Ultimately, Rimbaud is all about forward momentum and not repeating oneself. “When you look back at anything you’ve done in the past you don’t want to look at it and think ‘oh I’m so ashamed by that’,” he says. “You want to feel good about it. I’ve done a number of commercial projects over the years with all kinds of people from telephone to fashion companies and you realise it doesn’t make you happy. The people can be very challenging, demanding, not very supportive, and leave you feeling kind of empty.”

Scanner. Photo: Jonathan Stewart. © Musicians’ Union
Robin wants to leave the tools of his art to younger creatives. Photo: Jonathan Stewart. © Musicians’ Union

“If anything, I can be a model of someone who doesn’t follow any of the rules,” he reflects. “I didn’t follow any of the things you’re meant to do when you make creative work and yet I can still make a decent living. I’ve still got some money in my bank, we live in a fabulous place, and I’m quite happy. And that’s without having a number one album or any of that stuff that doesn’t really have any meaning.”

So committed to the craft is he that he has set up his own foundation, so he can hand down his home, studio, musical library – everything – to young people. “We don’t have children and we spoke about the idea of what happens when you’re no longer around,” he says. “It’s a foundation to support young people being creative, so it could be darkrooms here, there can be music studios, whatever they like. But it feels positive to offer something back. It’s a great feeling to think if I buy something today it will be used in the future.

"It acts as an inspiration for me while I’m here, but I’m also conscious that if we can help people in the future, that’s a great thing. I’m still going to be here for a lot longer, but in the last six or so years I lost my entire family so you start to reflect on these things. I’m still as enthusiastic about music now as I ever was and I want to be able to pass that on.” 

Find out more about Robin Rimbaud's career and read his blog.

5 Scanner collaborations to explore

1. Quick and The Dead by DJ Spooky vs Scanner

Released in 1999, the pair were touring buddies back when Rimbaud did such a thing. This collaboration spans multiple genres, taking in trip-hop, dub, ambient, drum & bass and electronica.

2. Tinnito by Rolf & Fonky with Scanner

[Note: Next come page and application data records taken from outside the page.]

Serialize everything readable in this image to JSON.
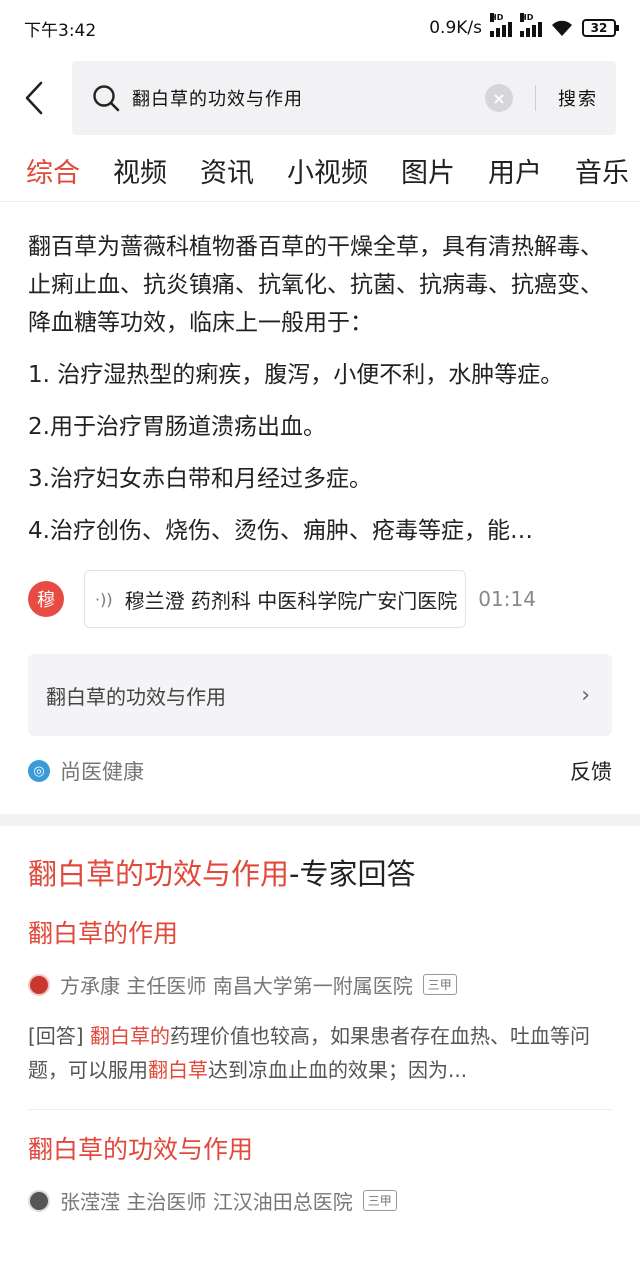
{
  "status_bar": {
    "time": "下午3:42",
    "network_speed": "0.9K/s",
    "signal_badge": "HD",
    "battery": "32"
  },
  "search": {
    "query": "翻白草的功效与作用",
    "button": "搜索"
  },
  "tabs": [
    {
      "label": "综合",
      "active": true
    },
    {
      "label": "视频",
      "active": false
    },
    {
      "label": "资讯",
      "active": false
    },
    {
      "label": "小视频",
      "active": false
    },
    {
      "label": "图片",
      "active": false
    },
    {
      "label": "用户",
      "active": false
    },
    {
      "label": "音乐",
      "active": false
    }
  ],
  "answer": {
    "intro": "翻百草为蔷薇科植物番百草的干燥全草，具有清热解毒、止痢止血、抗炎镇痛、抗氧化、抗菌、抗病毒、抗癌变、降血糖等功效，临床上一般用于：",
    "items": [
      "1. 治疗湿热型的痢疾，腹泻，小便不利，水肿等症。",
      "2.用于治疗胃肠道溃疡出血。",
      "3.治疗妇女赤白带和月经过多症。",
      "4.治疗创伤、烧伤、烫伤、痈肿、疮毒等症，能…"
    ],
    "author_avatar_char": "穆",
    "author_info": "穆兰澄 药剂科 中医科学院广安门医院",
    "audio_duration": "01:14",
    "related_query": "翻白草的功效与作用",
    "source": "尚医健康",
    "feedback": "反馈"
  },
  "expert": {
    "title_highlight": "翻白草的功效与作用",
    "title_suffix": "-专家回答",
    "items": [
      {
        "title": "翻白草的作用",
        "doctor": "方承康 主任医师 南昌大学第一附属医院",
        "badge": "三甲",
        "tag": "[回答]",
        "kw1": "翻白草的",
        "text1": "药理价值也较高，如果患者存在血热、吐血等问题，可以服用",
        "kw2": "翻白草",
        "text2": "达到凉血止血的效果；因为..."
      },
      {
        "title": "翻白草的功效与作用",
        "doctor": "张滢滢 主治医师 江汉油田总医院",
        "badge": "三甲"
      }
    ]
  },
  "colors": {
    "accent": "#e0493b",
    "search_bg": "#f2f2f4",
    "related_bg": "#f4f4f6",
    "source_icon": "#3a9bd9"
  },
  "icons": {
    "back": "back-arrow-icon",
    "search": "search-icon",
    "clear": "clear-icon",
    "audio": "audio-wave-icon",
    "chevron": "chevron-right-icon",
    "source": "shangyi-logo-icon"
  }
}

A collaboration with two Italian musicians Maurizio Ottavi & Mirco Uguccioni, where they gave Rimbaud free reign to explore and expand upon some initial sketches. Once again it weaves between genres, tone and BPM, drifting from engulfing ambience to glitch electronica via dystopian soundscapes.

3. Jochen Arbeit + Scanner

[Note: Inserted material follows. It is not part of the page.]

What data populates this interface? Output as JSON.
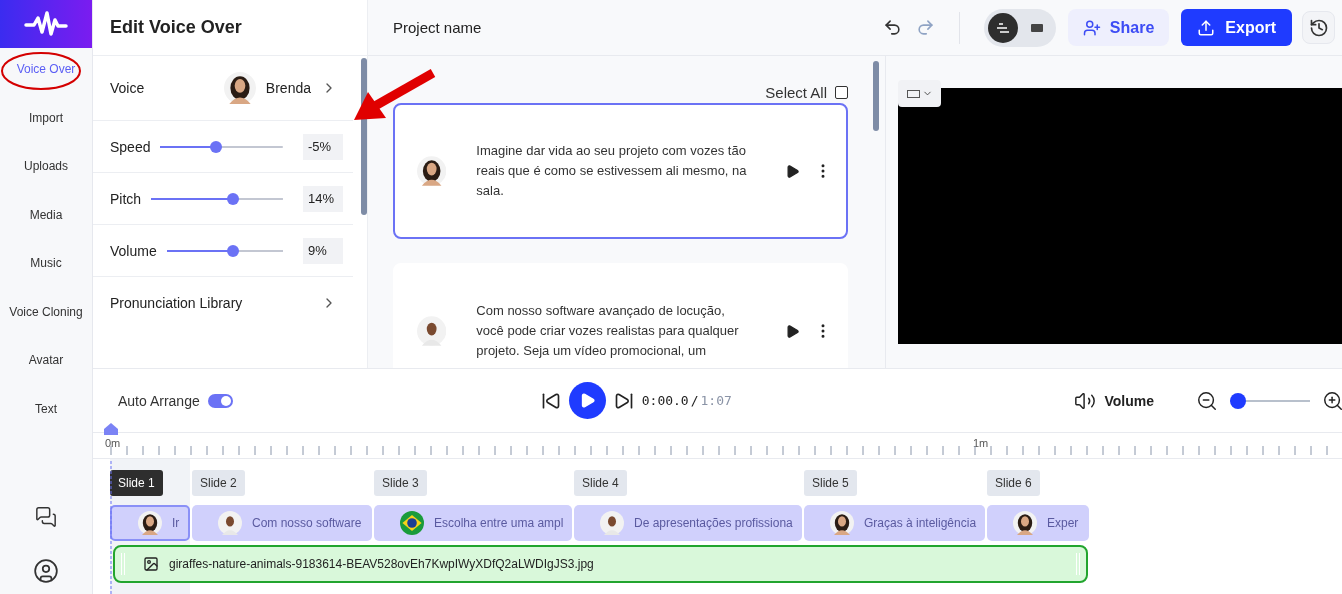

A live recording of improvisation between Jochen Arbeit of Einstürzende Neubauten and Rimbaud as part of the 30th anniversary celebrations of the band, recorded at The Forum in London, in October 2010. It’s a raw set that begins heavily with intense clangs of slowed down industrial techno, but it evolves into something much richer and wider, as it unfurls in heady waves.

4. The Maya Effect by Paci Dalò & Scanner

Another live improvised set that manages to capture the versatility and adaptability of Rimbaud as a performer. Minimal pulses of electronics merge with enveloping ambience and shifting atmospheres to create something that veers from minimal techno to glitchy ambient.

5. The Sound of Design by Painè Cuadrelli & Robin Rimbaud

A collaboration with the Italian sound designer, music producer and DJ. This 2016 work focuses on the sound design that saturates our lives, from TV to films, and computers to phones. Almost like a remix album of day-to-day sounds we encounter from adverts to computer games.

Photo ofDaniel Dylan Wray
Thanks to

Daniel Dylan Wray

Based in Sheffield, Dan writes about music and culture for The Guardian, Uncut, Pitchfork, Loud & Quiet, Vice and The Independent.

Continue reading

Make the most out of MU membership

Access expert music industry advice and services whether you are a full-time professional musician, occasional gig player, part-time music teacher or anything in between.

Explore our services available to members only 

  • Be free from insurance worries
  • Get expert legal support
  • Be represented in your profession
  • Access expert career advice, resources and training events
  • Connect, network and get to know the community of musicians

Learn about all membership benefits

Make the most out of MU membership